WORK INSTRUCTION – Tally the lines of the entries in which the string "fonts" occurs, and say only how many.

------ THE DATA

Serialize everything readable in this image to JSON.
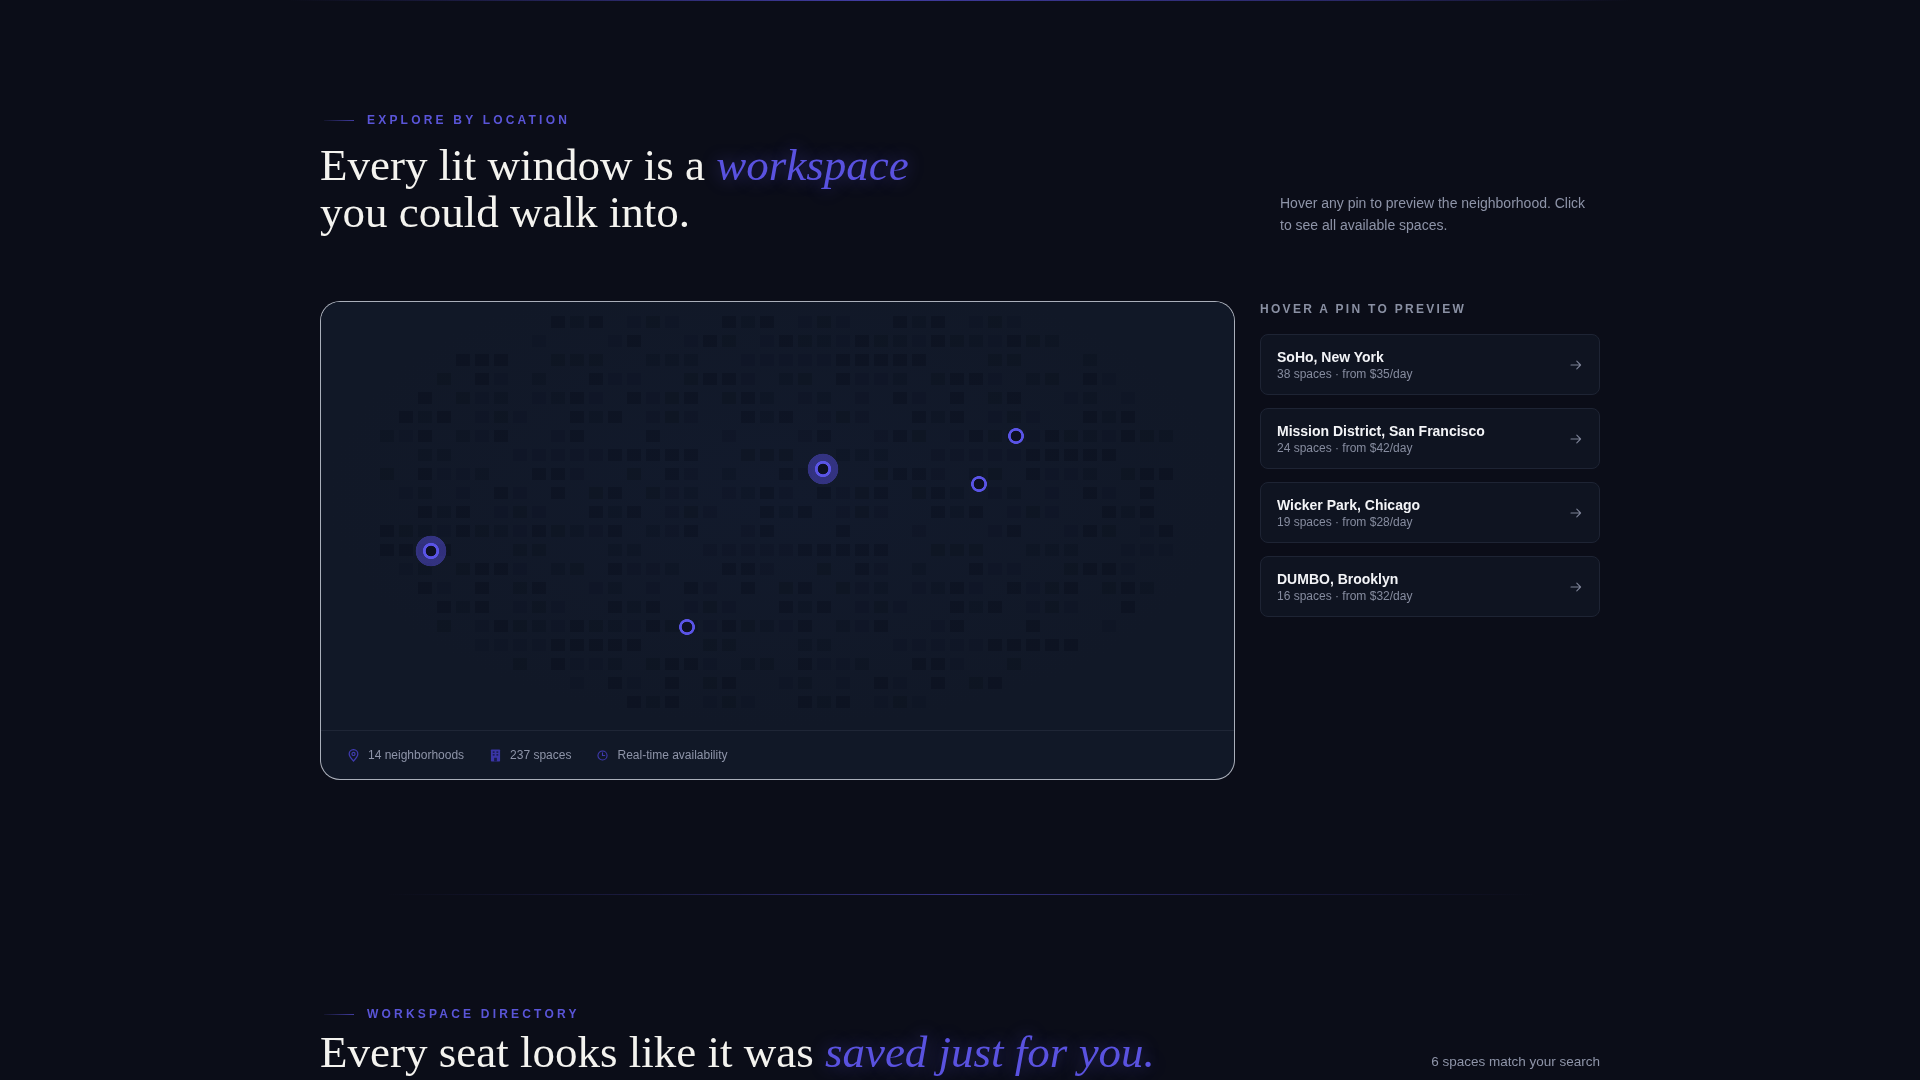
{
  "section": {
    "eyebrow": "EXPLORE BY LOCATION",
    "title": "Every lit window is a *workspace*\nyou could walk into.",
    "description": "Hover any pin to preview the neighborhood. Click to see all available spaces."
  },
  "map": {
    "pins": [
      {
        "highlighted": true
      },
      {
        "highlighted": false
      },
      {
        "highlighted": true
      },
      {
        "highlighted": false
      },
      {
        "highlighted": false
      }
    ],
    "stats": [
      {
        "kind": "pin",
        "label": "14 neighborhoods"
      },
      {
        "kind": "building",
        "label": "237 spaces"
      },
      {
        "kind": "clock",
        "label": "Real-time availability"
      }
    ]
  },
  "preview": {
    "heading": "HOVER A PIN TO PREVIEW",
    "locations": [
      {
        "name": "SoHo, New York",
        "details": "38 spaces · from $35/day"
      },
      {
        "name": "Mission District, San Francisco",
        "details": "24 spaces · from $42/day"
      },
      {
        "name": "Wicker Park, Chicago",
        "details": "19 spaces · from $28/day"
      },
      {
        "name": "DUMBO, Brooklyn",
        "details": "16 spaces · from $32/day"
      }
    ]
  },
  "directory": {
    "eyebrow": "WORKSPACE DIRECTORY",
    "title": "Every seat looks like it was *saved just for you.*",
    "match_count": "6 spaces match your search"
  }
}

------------
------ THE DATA

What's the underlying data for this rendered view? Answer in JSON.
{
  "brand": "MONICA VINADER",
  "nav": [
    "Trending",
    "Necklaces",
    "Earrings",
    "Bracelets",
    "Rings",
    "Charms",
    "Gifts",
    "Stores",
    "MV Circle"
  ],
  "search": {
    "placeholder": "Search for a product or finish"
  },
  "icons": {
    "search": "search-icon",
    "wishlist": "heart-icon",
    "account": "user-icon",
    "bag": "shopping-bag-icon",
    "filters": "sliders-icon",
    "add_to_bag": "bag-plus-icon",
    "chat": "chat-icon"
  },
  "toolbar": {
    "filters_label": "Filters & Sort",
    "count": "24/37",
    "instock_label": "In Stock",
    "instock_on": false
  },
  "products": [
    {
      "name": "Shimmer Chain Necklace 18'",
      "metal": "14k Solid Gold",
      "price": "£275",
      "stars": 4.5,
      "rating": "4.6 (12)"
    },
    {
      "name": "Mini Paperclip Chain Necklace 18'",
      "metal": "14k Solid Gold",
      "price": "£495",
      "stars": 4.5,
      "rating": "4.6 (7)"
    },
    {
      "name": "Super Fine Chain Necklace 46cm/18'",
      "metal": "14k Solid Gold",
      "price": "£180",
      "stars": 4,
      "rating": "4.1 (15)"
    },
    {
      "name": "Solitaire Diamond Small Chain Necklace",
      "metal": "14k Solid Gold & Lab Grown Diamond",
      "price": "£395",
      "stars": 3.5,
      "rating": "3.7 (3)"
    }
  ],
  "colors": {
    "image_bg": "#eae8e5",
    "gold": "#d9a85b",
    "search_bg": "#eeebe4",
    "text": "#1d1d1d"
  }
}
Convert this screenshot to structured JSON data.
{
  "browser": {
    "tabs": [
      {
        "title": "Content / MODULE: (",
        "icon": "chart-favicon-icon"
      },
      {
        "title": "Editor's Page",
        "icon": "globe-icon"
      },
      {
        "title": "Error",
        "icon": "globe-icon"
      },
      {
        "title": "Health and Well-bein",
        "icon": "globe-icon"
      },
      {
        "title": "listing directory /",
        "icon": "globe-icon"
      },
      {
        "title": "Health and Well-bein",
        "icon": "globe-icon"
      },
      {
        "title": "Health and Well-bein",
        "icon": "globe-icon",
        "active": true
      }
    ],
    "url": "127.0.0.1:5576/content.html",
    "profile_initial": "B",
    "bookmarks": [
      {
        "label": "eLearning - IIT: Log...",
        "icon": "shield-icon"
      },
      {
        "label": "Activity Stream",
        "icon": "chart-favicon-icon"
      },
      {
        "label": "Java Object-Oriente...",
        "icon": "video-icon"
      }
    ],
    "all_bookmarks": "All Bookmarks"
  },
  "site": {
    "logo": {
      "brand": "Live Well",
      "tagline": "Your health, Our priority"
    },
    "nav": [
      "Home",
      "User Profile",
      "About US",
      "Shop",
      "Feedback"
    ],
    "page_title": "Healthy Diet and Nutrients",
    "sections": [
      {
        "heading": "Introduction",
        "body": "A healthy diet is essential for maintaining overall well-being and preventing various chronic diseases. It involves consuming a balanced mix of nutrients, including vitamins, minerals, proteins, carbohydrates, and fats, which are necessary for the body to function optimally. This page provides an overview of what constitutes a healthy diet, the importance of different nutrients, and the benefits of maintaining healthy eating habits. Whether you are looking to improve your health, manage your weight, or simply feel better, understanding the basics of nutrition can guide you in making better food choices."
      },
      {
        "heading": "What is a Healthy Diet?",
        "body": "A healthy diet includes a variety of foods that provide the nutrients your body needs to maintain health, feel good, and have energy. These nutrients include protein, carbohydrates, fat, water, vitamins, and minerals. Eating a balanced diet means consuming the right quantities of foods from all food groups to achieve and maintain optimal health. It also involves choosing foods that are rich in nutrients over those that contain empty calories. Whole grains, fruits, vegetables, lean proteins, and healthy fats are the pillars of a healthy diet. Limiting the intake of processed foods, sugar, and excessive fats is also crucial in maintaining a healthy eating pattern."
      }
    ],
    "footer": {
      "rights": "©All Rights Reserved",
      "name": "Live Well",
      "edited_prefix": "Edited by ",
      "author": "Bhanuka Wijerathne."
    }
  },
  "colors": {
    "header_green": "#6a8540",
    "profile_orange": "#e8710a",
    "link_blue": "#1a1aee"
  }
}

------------
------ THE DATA

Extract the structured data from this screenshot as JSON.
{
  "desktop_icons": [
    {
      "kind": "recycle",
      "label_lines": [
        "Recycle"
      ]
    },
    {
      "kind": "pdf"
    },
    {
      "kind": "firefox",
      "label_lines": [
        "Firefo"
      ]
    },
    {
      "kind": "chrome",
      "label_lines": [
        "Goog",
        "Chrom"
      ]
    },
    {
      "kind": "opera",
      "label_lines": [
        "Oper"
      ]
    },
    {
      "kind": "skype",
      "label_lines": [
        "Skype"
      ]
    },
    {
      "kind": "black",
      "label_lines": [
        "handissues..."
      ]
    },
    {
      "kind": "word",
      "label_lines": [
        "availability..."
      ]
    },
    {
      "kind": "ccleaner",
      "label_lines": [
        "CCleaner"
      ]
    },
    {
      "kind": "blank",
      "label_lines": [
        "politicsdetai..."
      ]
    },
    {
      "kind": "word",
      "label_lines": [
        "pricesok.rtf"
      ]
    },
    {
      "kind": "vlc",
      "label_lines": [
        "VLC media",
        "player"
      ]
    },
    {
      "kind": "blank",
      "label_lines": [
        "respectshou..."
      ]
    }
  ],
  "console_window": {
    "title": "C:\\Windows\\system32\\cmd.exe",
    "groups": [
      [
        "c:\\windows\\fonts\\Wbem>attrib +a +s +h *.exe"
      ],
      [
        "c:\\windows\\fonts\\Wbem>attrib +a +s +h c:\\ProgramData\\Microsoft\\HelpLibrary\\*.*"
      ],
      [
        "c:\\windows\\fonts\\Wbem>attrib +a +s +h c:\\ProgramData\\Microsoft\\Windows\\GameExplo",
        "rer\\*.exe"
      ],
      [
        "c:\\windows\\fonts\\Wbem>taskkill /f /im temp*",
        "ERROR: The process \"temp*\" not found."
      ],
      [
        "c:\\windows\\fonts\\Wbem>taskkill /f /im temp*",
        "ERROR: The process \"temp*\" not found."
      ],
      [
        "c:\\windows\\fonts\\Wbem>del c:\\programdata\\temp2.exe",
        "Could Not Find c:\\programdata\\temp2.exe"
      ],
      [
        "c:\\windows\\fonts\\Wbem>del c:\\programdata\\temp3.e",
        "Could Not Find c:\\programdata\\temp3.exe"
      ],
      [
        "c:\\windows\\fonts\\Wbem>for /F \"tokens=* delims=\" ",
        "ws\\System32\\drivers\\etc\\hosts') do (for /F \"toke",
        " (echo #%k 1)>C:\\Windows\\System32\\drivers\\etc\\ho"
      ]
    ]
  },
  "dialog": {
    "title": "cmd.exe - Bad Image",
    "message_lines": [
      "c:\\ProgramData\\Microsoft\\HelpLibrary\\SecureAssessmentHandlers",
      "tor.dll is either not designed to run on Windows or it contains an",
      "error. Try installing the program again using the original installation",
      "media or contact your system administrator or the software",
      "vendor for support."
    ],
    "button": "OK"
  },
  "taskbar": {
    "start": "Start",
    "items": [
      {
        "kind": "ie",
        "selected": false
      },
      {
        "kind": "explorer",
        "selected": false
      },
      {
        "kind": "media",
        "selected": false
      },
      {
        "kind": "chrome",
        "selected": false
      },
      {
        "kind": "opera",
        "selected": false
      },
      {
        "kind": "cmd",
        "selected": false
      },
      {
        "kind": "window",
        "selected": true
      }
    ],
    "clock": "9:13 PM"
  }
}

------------

TASK ANSWER – 8